EXERCISE BRIEF » Return only the number of lines in the entries below that hold the word "record".

START GIVEN DATA

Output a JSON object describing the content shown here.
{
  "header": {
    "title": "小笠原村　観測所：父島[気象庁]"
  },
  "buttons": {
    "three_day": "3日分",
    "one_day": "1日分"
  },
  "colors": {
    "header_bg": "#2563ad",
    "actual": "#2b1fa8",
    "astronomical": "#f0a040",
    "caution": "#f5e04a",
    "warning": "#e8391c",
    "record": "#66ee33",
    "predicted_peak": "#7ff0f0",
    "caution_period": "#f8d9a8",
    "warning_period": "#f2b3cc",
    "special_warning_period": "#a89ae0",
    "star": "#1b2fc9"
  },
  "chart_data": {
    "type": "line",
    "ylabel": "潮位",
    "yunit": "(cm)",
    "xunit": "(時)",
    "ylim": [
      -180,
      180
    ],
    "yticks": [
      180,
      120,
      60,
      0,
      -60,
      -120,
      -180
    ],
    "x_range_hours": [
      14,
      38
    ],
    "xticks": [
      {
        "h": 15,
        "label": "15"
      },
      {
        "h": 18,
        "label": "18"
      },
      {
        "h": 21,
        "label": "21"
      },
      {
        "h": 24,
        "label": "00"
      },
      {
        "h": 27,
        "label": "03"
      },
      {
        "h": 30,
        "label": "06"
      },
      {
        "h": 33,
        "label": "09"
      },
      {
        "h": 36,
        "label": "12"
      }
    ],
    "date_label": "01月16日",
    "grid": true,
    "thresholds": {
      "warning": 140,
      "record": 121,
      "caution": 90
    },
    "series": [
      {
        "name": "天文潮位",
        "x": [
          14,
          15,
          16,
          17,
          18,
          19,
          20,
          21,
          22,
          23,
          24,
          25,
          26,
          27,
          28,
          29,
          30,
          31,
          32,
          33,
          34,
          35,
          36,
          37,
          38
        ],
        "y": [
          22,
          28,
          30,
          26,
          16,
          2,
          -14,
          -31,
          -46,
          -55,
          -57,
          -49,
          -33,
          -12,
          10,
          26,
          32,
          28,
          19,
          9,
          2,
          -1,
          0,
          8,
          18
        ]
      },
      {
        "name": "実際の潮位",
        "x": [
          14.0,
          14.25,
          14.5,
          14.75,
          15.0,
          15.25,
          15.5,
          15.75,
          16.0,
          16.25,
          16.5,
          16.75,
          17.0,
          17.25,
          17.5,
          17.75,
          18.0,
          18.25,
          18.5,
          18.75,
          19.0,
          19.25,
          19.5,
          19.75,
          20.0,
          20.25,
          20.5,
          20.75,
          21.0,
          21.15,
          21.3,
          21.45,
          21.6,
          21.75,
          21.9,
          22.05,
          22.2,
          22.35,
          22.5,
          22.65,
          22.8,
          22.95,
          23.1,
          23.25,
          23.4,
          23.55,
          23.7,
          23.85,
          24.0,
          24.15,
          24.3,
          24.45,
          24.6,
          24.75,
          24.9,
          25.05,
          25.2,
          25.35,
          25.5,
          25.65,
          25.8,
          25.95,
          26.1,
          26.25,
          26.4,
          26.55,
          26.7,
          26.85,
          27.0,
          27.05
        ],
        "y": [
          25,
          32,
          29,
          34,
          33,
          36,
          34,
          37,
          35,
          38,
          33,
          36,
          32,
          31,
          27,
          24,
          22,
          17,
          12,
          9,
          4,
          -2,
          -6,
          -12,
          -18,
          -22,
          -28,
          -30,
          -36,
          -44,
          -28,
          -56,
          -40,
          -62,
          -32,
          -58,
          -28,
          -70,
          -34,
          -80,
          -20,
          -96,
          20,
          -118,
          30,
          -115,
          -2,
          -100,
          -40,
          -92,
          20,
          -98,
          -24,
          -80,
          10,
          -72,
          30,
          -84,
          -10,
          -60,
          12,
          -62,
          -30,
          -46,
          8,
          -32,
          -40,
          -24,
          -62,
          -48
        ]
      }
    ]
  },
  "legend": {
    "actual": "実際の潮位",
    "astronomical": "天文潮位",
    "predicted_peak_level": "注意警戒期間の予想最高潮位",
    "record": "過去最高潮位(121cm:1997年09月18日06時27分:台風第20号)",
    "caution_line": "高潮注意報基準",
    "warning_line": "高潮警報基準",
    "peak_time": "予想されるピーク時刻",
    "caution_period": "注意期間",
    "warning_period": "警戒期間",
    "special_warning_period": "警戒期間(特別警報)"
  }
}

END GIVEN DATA

SOLUTION BELOW » 3